Reconstructing the family tree of New Zealand’s blue-eyed shags has enabled scientists to unravel their past—and may help determine their future.
The blue-eyed shag family includes bird species from all around the country: the rare king shag from the Marlborough Sounds, the Otago shag, the Foveaux shag, the extinct (but recently discovered) kōhatu shag from Northland, and species on the Chatham, Auckland, Campbell and Bounty islands, plus more-distant relatives on other subantarctic islands and in South America.
Nic Rawlence from the University of Otago set out to track the evolution of the entire group, and his team’s genetic research revealed the birds evolved in South America.

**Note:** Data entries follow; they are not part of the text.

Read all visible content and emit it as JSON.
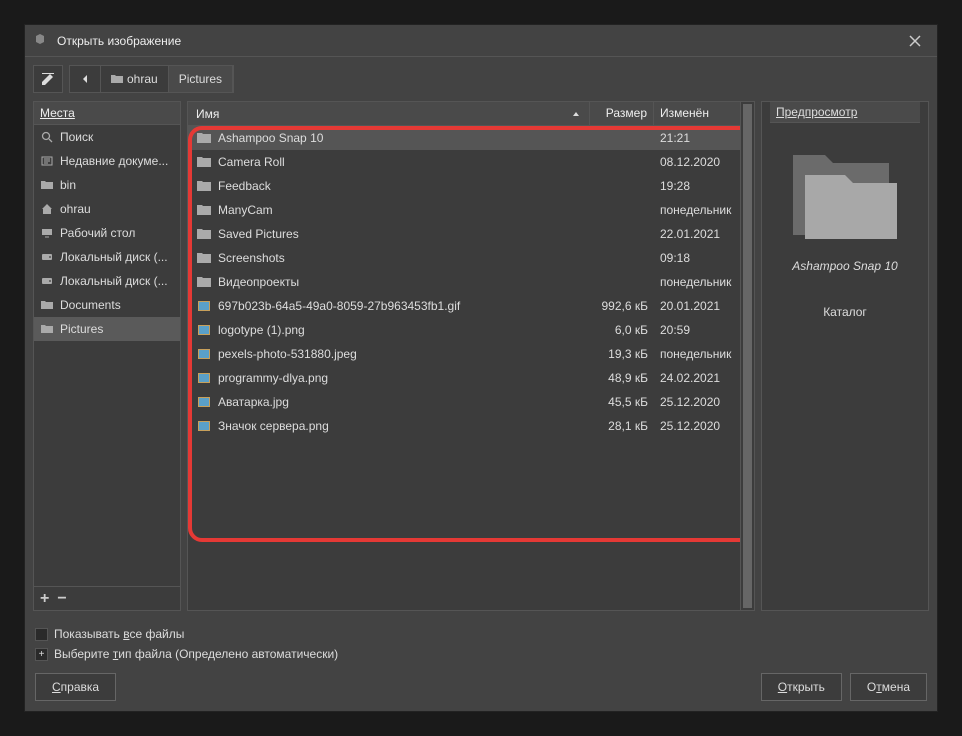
{
  "title": "Открыть изображение",
  "toolbar": {
    "path": [
      "ohrau",
      "Pictures"
    ]
  },
  "places": {
    "header": "Места",
    "items": [
      {
        "icon": "search",
        "label": "Поиск"
      },
      {
        "icon": "recent",
        "label": "Недавние докуме..."
      },
      {
        "icon": "folder",
        "label": "bin"
      },
      {
        "icon": "home",
        "label": "ohrau"
      },
      {
        "icon": "desktop",
        "label": "Рабочий стол"
      },
      {
        "icon": "disk",
        "label": "Локальный диск (..."
      },
      {
        "icon": "disk",
        "label": "Локальный диск (..."
      },
      {
        "icon": "folder",
        "label": "Documents"
      },
      {
        "icon": "folder",
        "label": "Pictures",
        "selected": true
      }
    ]
  },
  "columns": {
    "name": "Имя",
    "size": "Размер",
    "modified": "Изменён"
  },
  "files": [
    {
      "type": "folder",
      "name": "Ashampoo Snap 10",
      "size": "",
      "modified": "21:21",
      "selected": true
    },
    {
      "type": "folder",
      "name": "Camera Roll",
      "size": "",
      "modified": "08.12.2020"
    },
    {
      "type": "folder",
      "name": "Feedback",
      "size": "",
      "modified": "19:28"
    },
    {
      "type": "folder",
      "name": "ManyCam",
      "size": "",
      "modified": "понедельник"
    },
    {
      "type": "folder",
      "name": "Saved Pictures",
      "size": "",
      "modified": "22.01.2021"
    },
    {
      "type": "folder",
      "name": "Screenshots",
      "size": "",
      "modified": "09:18"
    },
    {
      "type": "folder",
      "name": "Видеопроекты",
      "size": "",
      "modified": "понедельник"
    },
    {
      "type": "image",
      "name": "697b023b-64a5-49a0-8059-27b963453fb1.gif",
      "size": "992,6 кБ",
      "modified": "20.01.2021"
    },
    {
      "type": "image",
      "name": "logotype (1).png",
      "size": "6,0 кБ",
      "modified": "20:59"
    },
    {
      "type": "image",
      "name": "pexels-photo-531880.jpeg",
      "size": "19,3 кБ",
      "modified": "понедельник"
    },
    {
      "type": "image",
      "name": "programmy-dlya.png",
      "size": "48,9 кБ",
      "modified": "24.02.2021"
    },
    {
      "type": "image",
      "name": "Аватарка.jpg",
      "size": "45,5 кБ",
      "modified": "25.12.2020"
    },
    {
      "type": "image",
      "name": "Значок сервера.png",
      "size": "28,1 кБ",
      "modified": "25.12.2020"
    }
  ],
  "preview": {
    "header": "Предпросмотр",
    "name": "Ashampoo Snap 10",
    "type": "Каталог"
  },
  "options": {
    "show_all": "Показывать все файлы",
    "filetype_prefix": "Выберите тип файла",
    "filetype_value": "(Определено автоматически)"
  },
  "buttons": {
    "help": "Справка",
    "open": "Открыть",
    "cancel": "Отмена"
  }
}
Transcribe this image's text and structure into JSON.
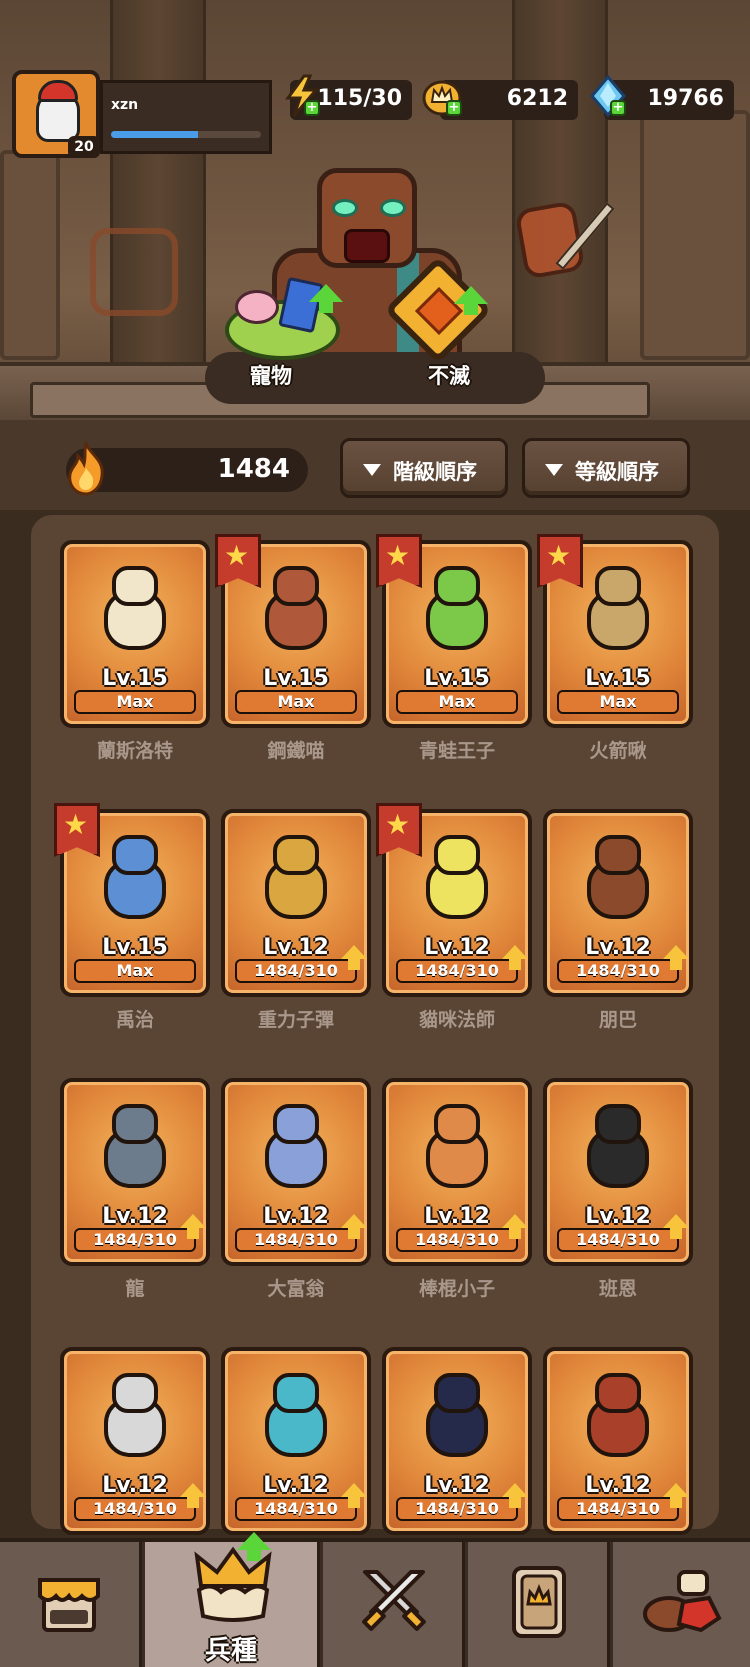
{
  "header": {
    "player_name": "xzn",
    "player_level": "20",
    "xp_fraction": 0.58,
    "energy": "115/30",
    "gold": "6212",
    "gems": "19766"
  },
  "scene": {
    "pet_label": "寵物",
    "immortal_label": "不滅"
  },
  "toolbar": {
    "power": "1484",
    "sort_rank_label": "階級順序",
    "sort_level_label": "等級順序"
  },
  "units": [
    {
      "name": "蘭斯洛特",
      "level": "Lv.15",
      "progress_text": "Max",
      "progress_fraction": 1.0,
      "starred": false,
      "upgrade": false,
      "color": "#f1e6c9"
    },
    {
      "name": "鋼鐵喵",
      "level": "Lv.15",
      "progress_text": "Max",
      "progress_fraction": 1.0,
      "starred": true,
      "upgrade": false,
      "color": "#b0593a"
    },
    {
      "name": "青蛙王子",
      "level": "Lv.15",
      "progress_text": "Max",
      "progress_fraction": 1.0,
      "starred": true,
      "upgrade": false,
      "color": "#7cc94a"
    },
    {
      "name": "火箭啾",
      "level": "Lv.15",
      "progress_text": "Max",
      "progress_fraction": 1.0,
      "starred": true,
      "upgrade": false,
      "color": "#c9a76a"
    },
    {
      "name": "禹治",
      "level": "Lv.15",
      "progress_text": "Max",
      "progress_fraction": 1.0,
      "starred": true,
      "upgrade": false,
      "color": "#5c8fd4"
    },
    {
      "name": "重力子彈",
      "level": "Lv.12",
      "progress_text": "1484/310",
      "progress_fraction": 1.0,
      "starred": false,
      "upgrade": true,
      "color": "#d9a640"
    },
    {
      "name": "貓咪法師",
      "level": "Lv.12",
      "progress_text": "1484/310",
      "progress_fraction": 1.0,
      "starred": true,
      "upgrade": true,
      "color": "#eee361"
    },
    {
      "name": "朋巴",
      "level": "Lv.12",
      "progress_text": "1484/310",
      "progress_fraction": 1.0,
      "starred": false,
      "upgrade": true,
      "color": "#8a4a2b"
    },
    {
      "name": "龍",
      "level": "Lv.12",
      "progress_text": "1484/310",
      "progress_fraction": 1.0,
      "starred": false,
      "upgrade": true,
      "color": "#6d7c8d"
    },
    {
      "name": "大富翁",
      "level": "Lv.12",
      "progress_text": "1484/310",
      "progress_fraction": 1.0,
      "starred": false,
      "upgrade": true,
      "color": "#8aa0d8"
    },
    {
      "name": "棒棍小子",
      "level": "Lv.12",
      "progress_text": "1484/310",
      "progress_fraction": 1.0,
      "starred": false,
      "upgrade": true,
      "color": "#e08a4a"
    },
    {
      "name": "班恩",
      "level": "Lv.12",
      "progress_text": "1484/310",
      "progress_fraction": 1.0,
      "starred": false,
      "upgrade": true,
      "color": "#2a2a2a"
    },
    {
      "name": "",
      "level": "Lv.12",
      "progress_text": "1484/310",
      "progress_fraction": 1.0,
      "starred": false,
      "upgrade": true,
      "color": "#d8d8d8"
    },
    {
      "name": "",
      "level": "Lv.12",
      "progress_text": "1484/310",
      "progress_fraction": 1.0,
      "starred": false,
      "upgrade": true,
      "color": "#4ab8c9"
    },
    {
      "name": "",
      "level": "Lv.12",
      "progress_text": "1484/310",
      "progress_fraction": 1.0,
      "starred": false,
      "upgrade": true,
      "color": "#262a4a"
    },
    {
      "name": "",
      "level": "Lv.12",
      "progress_text": "1484/310",
      "progress_fraction": 1.0,
      "starred": false,
      "upgrade": true,
      "color": "#a8402a"
    }
  ],
  "nav": {
    "shop_icon": "shop-icon",
    "troops_label": "兵種",
    "battle_icon": "crossed-swords-icon",
    "card_icon": "card-icon",
    "misc_icon": "food-icon"
  }
}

This is unusual for New Zealand birds, which most often arrive from Australia on the westerly winds. Blue-eyed shags were probably blown off course into the Southern Ocean and island-hopped around the subantarctic before arriving here around 2.5 million years ago and rapidly diversifying.
That there are so many different species here is because of a paradoxical personality trait of blue-eyed shags. Though shags are obviously prone to accidental oceanic travel, once they find somewhere they like, they don’t stray far from home. That meant each small population was isolated from the rest and evolved independently.
Then the ice ages struck, and Antarctic sea ice expanded all the way up to the more southerly subantarctic islands, spelling the end for the blue-eyed shags living there (the birds feed in shallow waters near their colonies, and when those froze over, they would have starved). When the ice retreated during a warmer period, blue-eyed shags recolonised the Southern Ocean from South America—but that later wave of migrants couldn’t get a foothold in New Zealand, as shags on the mainland had survived. “There were already blue-eyed shags that were happy, that were filling the job vacancy for blue-eyed shag,” says Rawlence.
Genetic evidence confirms what biologists already knew about the family: “They are very, very prone to disturbance,” says Rawlence. “Whether that is human disturbance, polluting the oceans, or overfishing.”
That makes them sentinels for the health of the Southern Ocean. “Working out how they evolved and how they’ve responded to past climate change can help us think about how they will respond into the future.”